Page 506 - not to be found in Propertius. 14. like our Athenians, &c.: recalling the story told from Plutarch. vol. i. 275 1. 17 (note). 25. forge nothing of malice, &c.: recalled by Shakespeare, Oth. v. 2. 342-3 'Speak of me as I am ; nothing extenuate, | Nor set down aught in malice.
Page 547 - When that this body did contain a spirit, A kingdom for it was too small a bound; But now, two paces of the vilest earth Is room enough.' The sentiment is original in Philip of Macedon, who seeing the mark of his body printed in the sand of the palaestra, where he had fallen,
Page 538 - They say, miracles are past; and we have our philosophical persons, to make modern and familiar, things supernatural and causeless. Hence is it, that we make trifles of terrors, ensconcing ourselves into seeming knowledge, when we should submit ourselves to an unknown fear.
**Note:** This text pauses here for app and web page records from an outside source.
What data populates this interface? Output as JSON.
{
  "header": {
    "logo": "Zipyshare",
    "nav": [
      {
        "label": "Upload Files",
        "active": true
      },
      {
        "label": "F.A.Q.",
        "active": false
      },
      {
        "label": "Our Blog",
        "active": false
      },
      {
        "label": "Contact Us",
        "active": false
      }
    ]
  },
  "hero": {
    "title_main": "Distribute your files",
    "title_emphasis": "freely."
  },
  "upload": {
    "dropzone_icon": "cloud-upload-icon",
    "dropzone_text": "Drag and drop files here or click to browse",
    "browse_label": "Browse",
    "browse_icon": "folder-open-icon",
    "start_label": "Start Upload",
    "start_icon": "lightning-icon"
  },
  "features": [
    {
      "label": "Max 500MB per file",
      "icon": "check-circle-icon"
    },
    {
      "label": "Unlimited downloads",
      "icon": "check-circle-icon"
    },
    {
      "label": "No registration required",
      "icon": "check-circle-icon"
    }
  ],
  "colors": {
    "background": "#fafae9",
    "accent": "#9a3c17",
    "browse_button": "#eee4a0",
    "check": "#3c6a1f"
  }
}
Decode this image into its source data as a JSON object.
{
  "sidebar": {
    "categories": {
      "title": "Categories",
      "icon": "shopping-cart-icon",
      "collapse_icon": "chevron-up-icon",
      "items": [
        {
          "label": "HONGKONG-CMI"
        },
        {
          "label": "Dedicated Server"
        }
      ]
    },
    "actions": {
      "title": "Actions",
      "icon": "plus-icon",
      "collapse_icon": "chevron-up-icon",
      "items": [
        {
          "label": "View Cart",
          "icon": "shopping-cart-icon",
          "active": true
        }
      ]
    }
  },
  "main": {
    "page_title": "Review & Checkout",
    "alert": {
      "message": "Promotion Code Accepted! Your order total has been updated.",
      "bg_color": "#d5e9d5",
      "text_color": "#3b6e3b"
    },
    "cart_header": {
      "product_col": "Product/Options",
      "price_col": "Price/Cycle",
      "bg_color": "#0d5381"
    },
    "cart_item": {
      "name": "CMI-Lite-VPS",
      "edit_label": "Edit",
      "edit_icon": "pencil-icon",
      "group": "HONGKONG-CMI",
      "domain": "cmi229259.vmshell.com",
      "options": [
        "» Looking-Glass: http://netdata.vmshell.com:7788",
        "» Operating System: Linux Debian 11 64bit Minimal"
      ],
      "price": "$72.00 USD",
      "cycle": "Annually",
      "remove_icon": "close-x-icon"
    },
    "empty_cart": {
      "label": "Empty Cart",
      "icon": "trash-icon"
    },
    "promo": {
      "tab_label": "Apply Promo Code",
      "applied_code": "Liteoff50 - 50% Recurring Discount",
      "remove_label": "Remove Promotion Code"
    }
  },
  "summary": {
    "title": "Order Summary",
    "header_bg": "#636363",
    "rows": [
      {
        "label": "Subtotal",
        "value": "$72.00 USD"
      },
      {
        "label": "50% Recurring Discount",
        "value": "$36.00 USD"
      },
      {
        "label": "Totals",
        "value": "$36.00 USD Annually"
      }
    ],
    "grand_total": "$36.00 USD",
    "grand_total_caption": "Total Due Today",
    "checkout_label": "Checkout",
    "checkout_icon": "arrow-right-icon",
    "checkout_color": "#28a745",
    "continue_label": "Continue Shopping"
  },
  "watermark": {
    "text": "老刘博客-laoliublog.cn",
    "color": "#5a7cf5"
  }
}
Page 516 - Gentlemen.' Perhaps also Midas, iii. 3. 41. P. 162, 6. my wit . . . grosse diot, &c.: in Tw. Night, i. 3. 90 Sir Andrew says, ' I am a great eater of beef, and, I believe, that does harm to my wit.' In Tro. and Cress, ii. I. 14 Thersites calls Ajax ' beef-witted
Page 297 - iv. 4. 663-72), is original in Lyly; and Viola in her page's dress, half absently confessing I am all the daughters of my father's house, And all the brothers too, reminds us strongly of Phillida's forgetfulness in a similar situation (iii. 2)—' My father had but one daughter, and therefore I could have no sister'—while Cupid's conceited prettiness about
Page 563 - 39. My Father had but one daughter. . . no sister: Shakespeare borrows the equivoque for Viola in a like situation—Tw. Night, ii. 4. 123 'I am all the daughters of my father's house, And all the brothers too.
Page 298 - parental wish and the same dramatic interruption, makes Polixenes tell Florizel Methinks a father Is at the nuptial of his son a guest That best becomes the table— and urge his right to ' hold some counsel in such a business.' The suppressed wrath of Prisius
Page 341 - .& Arrows, 65 His Mothers doues, & teeme of sparows; Looses them too ; then, downe he throwes The corrall of his lippe, the rose Growing on's cheek (but none knows how), With these, the cristall of his Brow,
Page 251 - But our Comedians, thinke there is no delight without laughter, which is very wrong, for though laughter may come with delight, yet commeth it not of delight: as though delight should be the cause of laughter, but well may one thing breed both together: nay, rather in